Assignment ▸ The result should be an exact copy of every record, with no pictures kept.

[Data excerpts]
========================================================================

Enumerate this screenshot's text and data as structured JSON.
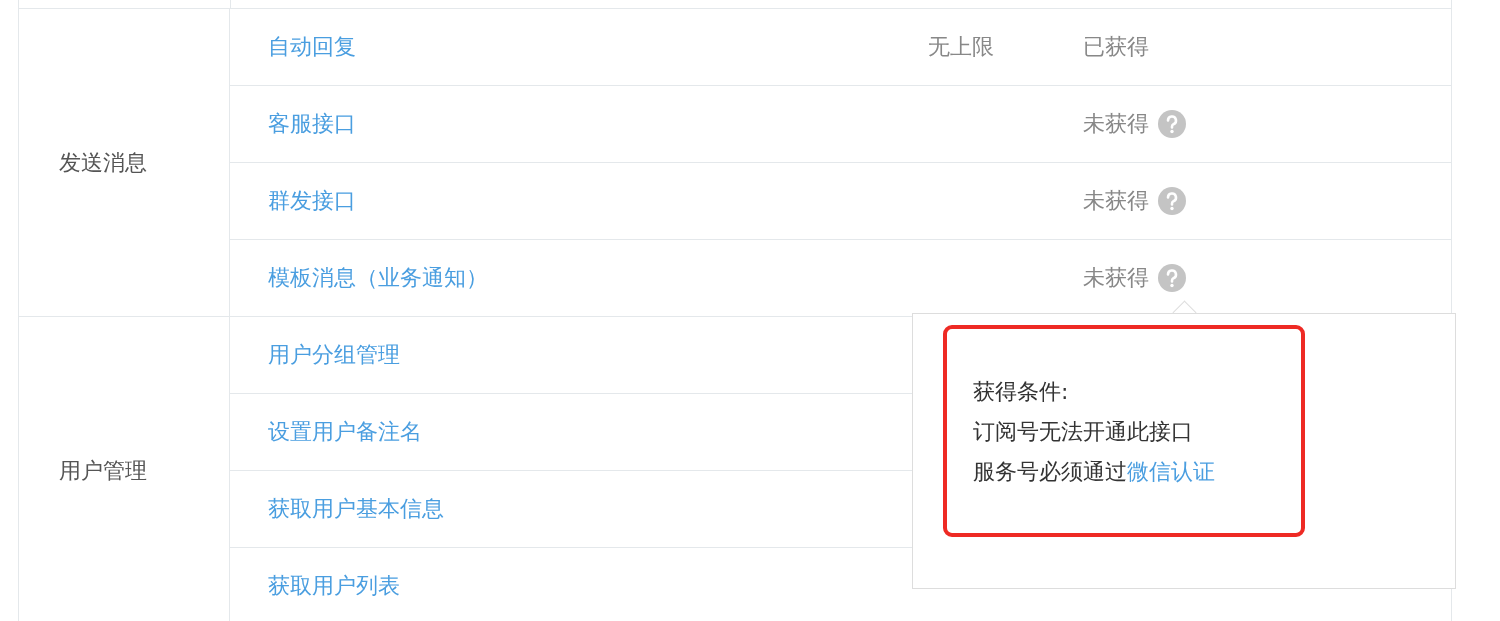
{
  "groups": [
    {
      "label": "发送消息",
      "items": [
        {
          "name": "自动回复",
          "quota": "无上限",
          "status": "已获得",
          "help": false
        },
        {
          "name": "客服接口",
          "status": "未获得",
          "help": true
        },
        {
          "name": "群发接口",
          "status": "未获得",
          "help": true
        },
        {
          "name": "模板消息（业务通知）",
          "status": "未获得",
          "help": true
        }
      ]
    },
    {
      "label": "用户管理",
      "items": [
        {
          "name": "用户分组管理"
        },
        {
          "name": "设置用户备注名"
        },
        {
          "name": "获取用户基本信息"
        },
        {
          "name": "获取用户列表"
        }
      ]
    }
  ],
  "popover": {
    "title": "获得条件:",
    "lines": [
      {
        "text": "订阅号无法开通此接口"
      },
      {
        "text": "服务号必须通过",
        "link": "微信认证"
      }
    ]
  }
}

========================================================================

Written response ▸
Enumerate this screenshot's text and data as structured JSON.
{
  "groups": [
    {
      "label": "发送消息",
      "items": [
        {
          "name": "自动回复",
          "quota": "无上限",
          "status": "已获得",
          "help": false
        },
        {
          "name": "客服接口",
          "status": "未获得",
          "help": true
        },
        {
          "name": "群发接口",
          "status": "未获得",
          "help": true
        },
        {
          "name": "模板消息（业务通知）",
          "status": "未获得",
          "help": true
        }
      ]
    },
    {
      "label": "用户管理",
      "items": [
        {
          "name": "用户分组管理"
        },
        {
          "name": "设置用户备注名"
        },
        {
          "name": "获取用户基本信息"
        },
        {
          "name": "获取用户列表"
        }
      ]
    }
  ],
  "popover": {
    "title": "获得条件:",
    "lines": [
      {
        "text": "订阅号无法开通此接口"
      },
      {
        "text": "服务号必须通过",
        "link": "微信认证"
      }
    ]
  }
}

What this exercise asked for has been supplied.